[Entries from a dataset of interfaces]
=== Section Start ===

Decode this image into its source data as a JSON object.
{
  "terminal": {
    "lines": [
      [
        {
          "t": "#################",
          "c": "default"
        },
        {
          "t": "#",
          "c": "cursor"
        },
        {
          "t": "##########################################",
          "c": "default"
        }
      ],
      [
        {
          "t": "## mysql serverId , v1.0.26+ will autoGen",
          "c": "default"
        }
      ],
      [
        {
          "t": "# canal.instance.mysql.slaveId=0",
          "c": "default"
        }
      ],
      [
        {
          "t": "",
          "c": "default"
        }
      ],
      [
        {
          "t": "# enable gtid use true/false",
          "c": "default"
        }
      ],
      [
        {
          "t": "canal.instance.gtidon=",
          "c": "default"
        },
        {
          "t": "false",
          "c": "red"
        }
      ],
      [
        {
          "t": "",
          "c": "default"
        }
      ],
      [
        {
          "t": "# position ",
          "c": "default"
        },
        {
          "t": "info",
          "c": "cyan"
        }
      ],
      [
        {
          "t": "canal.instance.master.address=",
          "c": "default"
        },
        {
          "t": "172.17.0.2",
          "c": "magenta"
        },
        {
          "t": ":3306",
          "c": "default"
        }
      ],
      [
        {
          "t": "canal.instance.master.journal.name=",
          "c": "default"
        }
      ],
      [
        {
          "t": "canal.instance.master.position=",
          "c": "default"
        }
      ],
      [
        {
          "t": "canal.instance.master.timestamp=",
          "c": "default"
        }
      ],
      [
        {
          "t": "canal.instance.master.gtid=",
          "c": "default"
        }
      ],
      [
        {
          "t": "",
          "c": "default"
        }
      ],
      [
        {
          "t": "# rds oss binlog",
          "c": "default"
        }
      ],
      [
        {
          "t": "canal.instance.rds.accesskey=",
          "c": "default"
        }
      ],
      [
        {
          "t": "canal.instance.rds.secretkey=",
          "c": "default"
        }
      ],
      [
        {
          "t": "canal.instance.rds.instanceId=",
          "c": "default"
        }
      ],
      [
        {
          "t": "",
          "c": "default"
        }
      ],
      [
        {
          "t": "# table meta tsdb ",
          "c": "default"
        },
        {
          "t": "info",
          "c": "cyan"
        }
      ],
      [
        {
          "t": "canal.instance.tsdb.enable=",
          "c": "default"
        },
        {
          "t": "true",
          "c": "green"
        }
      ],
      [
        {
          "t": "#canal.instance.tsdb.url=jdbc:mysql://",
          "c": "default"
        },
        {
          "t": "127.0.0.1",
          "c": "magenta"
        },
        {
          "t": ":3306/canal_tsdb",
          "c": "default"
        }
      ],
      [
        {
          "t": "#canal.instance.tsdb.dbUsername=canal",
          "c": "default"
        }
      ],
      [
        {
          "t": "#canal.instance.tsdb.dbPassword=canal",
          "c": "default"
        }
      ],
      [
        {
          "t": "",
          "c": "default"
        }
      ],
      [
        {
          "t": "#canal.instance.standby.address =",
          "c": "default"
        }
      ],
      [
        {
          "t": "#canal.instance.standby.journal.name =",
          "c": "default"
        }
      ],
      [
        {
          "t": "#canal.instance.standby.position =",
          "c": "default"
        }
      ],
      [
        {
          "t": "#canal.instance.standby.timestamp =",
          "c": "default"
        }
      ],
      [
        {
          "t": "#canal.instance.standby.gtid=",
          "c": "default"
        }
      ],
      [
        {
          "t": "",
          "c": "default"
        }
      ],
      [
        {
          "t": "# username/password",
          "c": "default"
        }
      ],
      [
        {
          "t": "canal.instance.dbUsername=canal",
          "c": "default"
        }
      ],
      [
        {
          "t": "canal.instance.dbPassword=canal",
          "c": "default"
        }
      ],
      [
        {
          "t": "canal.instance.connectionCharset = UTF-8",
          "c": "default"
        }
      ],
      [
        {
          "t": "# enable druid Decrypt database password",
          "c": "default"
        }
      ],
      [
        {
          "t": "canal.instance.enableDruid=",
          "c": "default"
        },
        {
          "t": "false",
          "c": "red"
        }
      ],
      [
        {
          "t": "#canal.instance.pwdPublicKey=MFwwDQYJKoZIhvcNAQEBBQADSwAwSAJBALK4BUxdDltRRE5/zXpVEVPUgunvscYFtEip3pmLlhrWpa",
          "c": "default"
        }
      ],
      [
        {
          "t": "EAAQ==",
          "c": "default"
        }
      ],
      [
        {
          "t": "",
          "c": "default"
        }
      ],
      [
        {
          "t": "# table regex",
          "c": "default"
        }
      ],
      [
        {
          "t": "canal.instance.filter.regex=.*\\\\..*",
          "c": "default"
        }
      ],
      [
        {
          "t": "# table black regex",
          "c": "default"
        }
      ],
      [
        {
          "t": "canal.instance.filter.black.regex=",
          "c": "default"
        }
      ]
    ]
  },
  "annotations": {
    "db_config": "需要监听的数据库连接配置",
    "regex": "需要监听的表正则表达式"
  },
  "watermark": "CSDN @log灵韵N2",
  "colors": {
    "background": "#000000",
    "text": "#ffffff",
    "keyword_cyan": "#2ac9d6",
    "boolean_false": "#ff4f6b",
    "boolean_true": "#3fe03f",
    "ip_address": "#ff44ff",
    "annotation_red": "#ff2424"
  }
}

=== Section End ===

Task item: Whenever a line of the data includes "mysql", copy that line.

Task output:
          "t": "## mysql serverId , v1.0.26+ will autoGen",
          "t": "# canal.instance.mysql.slaveId=0",
          "t": "#canal.instance.tsdb.url=jdbc:mysql://",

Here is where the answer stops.